> **Element data from apps and pages**:
==============================
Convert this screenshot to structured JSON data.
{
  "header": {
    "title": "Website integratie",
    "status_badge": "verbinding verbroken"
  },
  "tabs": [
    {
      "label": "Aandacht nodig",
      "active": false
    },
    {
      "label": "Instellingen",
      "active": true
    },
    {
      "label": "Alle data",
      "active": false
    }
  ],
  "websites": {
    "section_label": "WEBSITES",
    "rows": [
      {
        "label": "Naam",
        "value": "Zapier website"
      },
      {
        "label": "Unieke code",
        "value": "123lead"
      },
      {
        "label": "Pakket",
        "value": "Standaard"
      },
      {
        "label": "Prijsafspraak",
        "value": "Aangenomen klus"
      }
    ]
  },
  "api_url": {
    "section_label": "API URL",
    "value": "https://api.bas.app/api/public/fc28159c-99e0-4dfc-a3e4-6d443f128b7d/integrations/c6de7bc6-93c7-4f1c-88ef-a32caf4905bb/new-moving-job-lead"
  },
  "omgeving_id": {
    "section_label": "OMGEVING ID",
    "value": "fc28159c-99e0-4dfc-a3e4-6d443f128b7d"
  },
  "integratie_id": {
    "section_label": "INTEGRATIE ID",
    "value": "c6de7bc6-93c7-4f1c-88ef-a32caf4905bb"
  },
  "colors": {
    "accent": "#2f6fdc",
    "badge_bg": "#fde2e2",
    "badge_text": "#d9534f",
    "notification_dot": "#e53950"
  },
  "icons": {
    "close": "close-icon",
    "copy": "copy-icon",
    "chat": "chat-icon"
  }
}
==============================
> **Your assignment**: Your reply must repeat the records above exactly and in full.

> **Task answer**:
Convert this screenshot to structured JSON data.
{
  "header": {
    "title": "Website integratie",
    "status_badge": "verbinding verbroken"
  },
  "tabs": [
    {
      "label": "Aandacht nodig",
      "active": false
    },
    {
      "label": "Instellingen",
      "active": true
    },
    {
      "label": "Alle data",
      "active": false
    }
  ],
  "websites": {
    "section_label": "WEBSITES",
    "rows": [
      {
        "label": "Naam",
        "value": "Zapier website"
      },
      {
        "label": "Unieke code",
        "value": "123lead"
      },
      {
        "label": "Pakket",
        "value": "Standaard"
      },
      {
        "label": "Prijsafspraak",
        "value": "Aangenomen klus"
      }
    ]
  },
  "api_url": {
    "section_label": "API URL",
    "value": "https://api.bas.app/api/public/fc28159c-99e0-4dfc-a3e4-6d443f128b7d/integrations/c6de7bc6-93c7-4f1c-88ef-a32caf4905bb/new-moving-job-lead"
  },
  "omgeving_id": {
    "section_label": "OMGEVING ID",
    "value": "fc28159c-99e0-4dfc-a3e4-6d443f128b7d"
  },
  "integratie_id": {
    "section_label": "INTEGRATIE ID",
    "value": "c6de7bc6-93c7-4f1c-88ef-a32caf4905bb"
  },
  "colors": {
    "accent": "#2f6fdc",
    "badge_bg": "#fde2e2",
    "badge_text": "#d9534f",
    "notification_dot": "#e53950"
  },
  "icons": {
    "close": "close-icon",
    "copy": "copy-icon",
    "chat": "chat-icon"
  }
}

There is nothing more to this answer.